Work to be completed:
Reproduce each entry exactly as it reads. Leave the images out.

Start of Records for the exercise

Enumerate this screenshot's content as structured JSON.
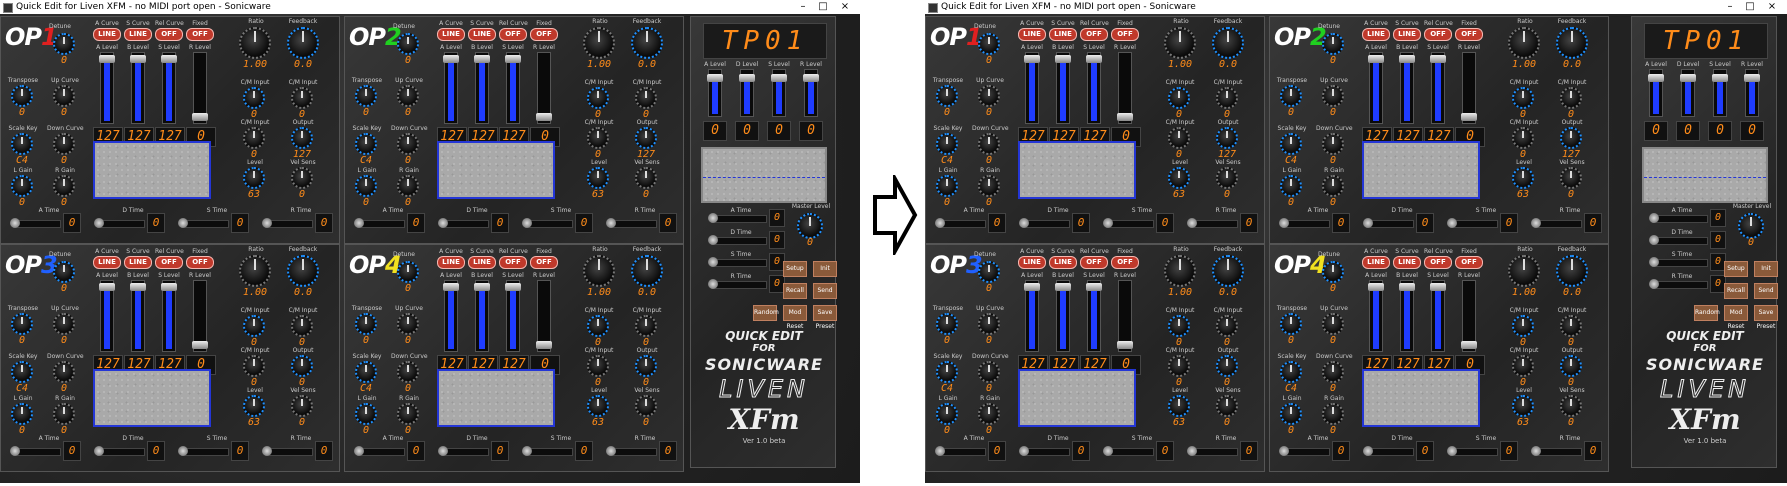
{
  "window": {
    "title": "Quick Edit for Liven XFM - no MIDI port open - Sonicware",
    "controls": [
      "–",
      "□",
      "×"
    ]
  },
  "ops": [
    {
      "label": "OP",
      "num": "1",
      "num_color": "#e02020",
      "fader_values": [
        "127",
        "127",
        "127",
        "0"
      ],
      "ratio": "1.00",
      "feedback": "0.0",
      "trans": "0",
      "up_curve": "0",
      "dn_curve": "0",
      "cm_in": "0",
      "cm_in2": "0",
      "cm_out": "0",
      "output": "127",
      "level": "63",
      "scale_key": "C4",
      "lgain": "0",
      "rgain": "0",
      "velsens": "0",
      "t1": "0",
      "t2": "0",
      "t3": "0",
      "t4": "0"
    },
    {
      "label": "OP",
      "num": "2",
      "num_color": "#20d020",
      "fader_values": [
        "127",
        "127",
        "127",
        "0"
      ],
      "ratio": "1.00",
      "feedback": "0.0",
      "trans": "0",
      "up_curve": "0",
      "dn_curve": "0",
      "cm_in": "0",
      "cm_in2": "0",
      "cm_out": "0",
      "output": "127",
      "level": "63",
      "scale_key": "C4",
      "lgain": "0",
      "rgain": "0",
      "velsens": "0",
      "t1": "0",
      "t2": "0",
      "t3": "0",
      "t4": "0"
    },
    {
      "label": "OP",
      "num": "3",
      "num_color": "#2060ff",
      "fader_values": [
        "127",
        "127",
        "127",
        "0"
      ],
      "ratio": "1.00",
      "feedback": "0.0",
      "trans": "0",
      "up_curve": "0",
      "dn_curve": "0",
      "cm_in": "0",
      "cm_in2": "0",
      "cm_out": "0",
      "output": "0",
      "level": "63",
      "scale_key": "C4",
      "lgain": "0",
      "rgain": "0",
      "velsens": "0",
      "t1": "0",
      "t2": "0",
      "t3": "0",
      "t4": "0"
    },
    {
      "label": "OP",
      "num": "4",
      "num_color": "#f0e020",
      "fader_values": [
        "127",
        "127",
        "127",
        "0"
      ],
      "ratio": "1.00",
      "feedback": "0.0",
      "trans": "0",
      "up_curve": "0",
      "dn_curve": "0",
      "cm_in": "0",
      "cm_in2": "0",
      "cm_out": "0",
      "output": "0",
      "level": "63",
      "scale_key": "C4",
      "lgain": "0",
      "rgain": "0",
      "velsens": "0",
      "t1": "0",
      "t2": "0",
      "t3": "0",
      "t4": "0"
    }
  ],
  "op_labels": {
    "a_level": "A Level",
    "b_level": "B Level",
    "s_level": "S Level",
    "r_level": "R Level",
    "a_curve": "A Curve",
    "s_curve": "S Curve",
    "rel_curve": "Rel Curve",
    "fixed": "Fixed",
    "ratio": "Ratio",
    "feedback": "Feedback",
    "detune": "Detune",
    "transpose": "Transpose",
    "up_curve": "Up Curve",
    "dn_curve": "Down Curve",
    "scale_key": "Scale Key",
    "l_gain": "L Gain",
    "r_gain": "R Gain",
    "cm_input": "C/M Input",
    "output": "Output",
    "level": "Level",
    "vel_sens": "Vel Sens",
    "a_time": "A Time",
    "d_time": "D Time",
    "s_time": "S Time",
    "r_time": "R Time",
    "line": "LINE",
    "off": "OFF"
  },
  "tp": {
    "display": "TP01",
    "levels": [
      "0",
      "0",
      "0",
      "0"
    ],
    "level_labels": [
      "A Level",
      "D Level",
      "S Level",
      "R Level"
    ],
    "times": [
      "0",
      "0",
      "0",
      "0"
    ],
    "time_labels": [
      "A Time",
      "D Time",
      "S Time",
      "R Time"
    ],
    "master_level_label": "Master Level",
    "master_level": "0",
    "buttons": [
      "Setup",
      "Init",
      "Recall",
      "Send",
      "Random",
      "Mod Reset",
      "Save Preset"
    ]
  },
  "brand": {
    "quick_edit": "QUICK EDIT",
    "for": "FOR",
    "sonicware": "SONICWARE",
    "liven": "LIVEN",
    "xfm": "XFm",
    "version": "Ver 1.0 beta"
  }
}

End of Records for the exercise

Expected answer:
Enumerate this screenshot's content as structured JSON.
{
  "window": {
    "title": "Quick Edit for Liven XFM - no MIDI port open - Sonicware",
    "controls": [
      "–",
      "□",
      "×"
    ]
  },
  "ops": [
    {
      "label": "OP",
      "num": "1",
      "num_color": "#e02020",
      "fader_values": [
        "127",
        "127",
        "127",
        "0"
      ],
      "ratio": "1.00",
      "feedback": "0.0",
      "trans": "0",
      "up_curve": "0",
      "dn_curve": "0",
      "cm_in": "0",
      "cm_in2": "0",
      "cm_out": "0",
      "output": "127",
      "level": "63",
      "scale_key": "C4",
      "lgain": "0",
      "rgain": "0",
      "velsens": "0",
      "t1": "0",
      "t2": "0",
      "t3": "0",
      "t4": "0"
    },
    {
      "label": "OP",
      "num": "2",
      "num_color": "#20d020",
      "fader_values": [
        "127",
        "127",
        "127",
        "0"
      ],
      "ratio": "1.00",
      "feedback": "0.0",
      "trans": "0",
      "up_curve": "0",
      "dn_curve": "0",
      "cm_in": "0",
      "cm_in2": "0",
      "cm_out": "0",
      "output": "127",
      "level": "63",
      "scale_key": "C4",
      "lgain": "0",
      "rgain": "0",
      "velsens": "0",
      "t1": "0",
      "t2": "0",
      "t3": "0",
      "t4": "0"
    },
    {
      "label": "OP",
      "num": "3",
      "num_color": "#2060ff",
      "fader_values": [
        "127",
        "127",
        "127",
        "0"
      ],
      "ratio": "1.00",
      "feedback": "0.0",
      "trans": "0",
      "up_curve": "0",
      "dn_curve": "0",
      "cm_in": "0",
      "cm_in2": "0",
      "cm_out": "0",
      "output": "0",
      "level": "63",
      "scale_key": "C4",
      "lgain": "0",
      "rgain": "0",
      "velsens": "0",
      "t1": "0",
      "t2": "0",
      "t3": "0",
      "t4": "0"
    },
    {
      "label": "OP",
      "num": "4",
      "num_color": "#f0e020",
      "fader_values": [
        "127",
        "127",
        "127",
        "0"
      ],
      "ratio": "1.00",
      "feedback": "0.0",
      "trans": "0",
      "up_curve": "0",
      "dn_curve": "0",
      "cm_in": "0",
      "cm_in2": "0",
      "cm_out": "0",
      "output": "0",
      "level": "63",
      "scale_key": "C4",
      "lgain": "0",
      "rgain": "0",
      "velsens": "0",
      "t1": "0",
      "t2": "0",
      "t3": "0",
      "t4": "0"
    }
  ],
  "op_labels": {
    "a_level": "A Level",
    "b_level": "B Level",
    "s_level": "S Level",
    "r_level": "R Level",
    "a_curve": "A Curve",
    "s_curve": "S Curve",
    "rel_curve": "Rel Curve",
    "fixed": "Fixed",
    "ratio": "Ratio",
    "feedback": "Feedback",
    "detune": "Detune",
    "transpose": "Transpose",
    "up_curve": "Up Curve",
    "dn_curve": "Down Curve",
    "scale_key": "Scale Key",
    "l_gain": "L Gain",
    "r_gain": "R Gain",
    "cm_input": "C/M Input",
    "output": "Output",
    "level": "Level",
    "vel_sens": "Vel Sens",
    "a_time": "A Time",
    "d_time": "D Time",
    "s_time": "S Time",
    "r_time": "R Time",
    "line": "LINE",
    "off": "OFF"
  },
  "tp": {
    "display": "TP01",
    "levels": [
      "0",
      "0",
      "0",
      "0"
    ],
    "level_labels": [
      "A Level",
      "D Level",
      "S Level",
      "R Level"
    ],
    "times": [
      "0",
      "0",
      "0",
      "0"
    ],
    "time_labels": [
      "A Time",
      "D Time",
      "S Time",
      "R Time"
    ],
    "master_level_label": "Master Level",
    "master_level": "0",
    "buttons": [
      "Setup",
      "Init",
      "Recall",
      "Send",
      "Random",
      "Mod Reset",
      "Save Preset"
    ]
  },
  "brand": {
    "quick_edit": "QUICK EDIT",
    "for": "FOR",
    "sonicware": "SONICWARE",
    "liven": "LIVEN",
    "xfm": "XFm",
    "version": "Ver 1.0 beta"
  }
}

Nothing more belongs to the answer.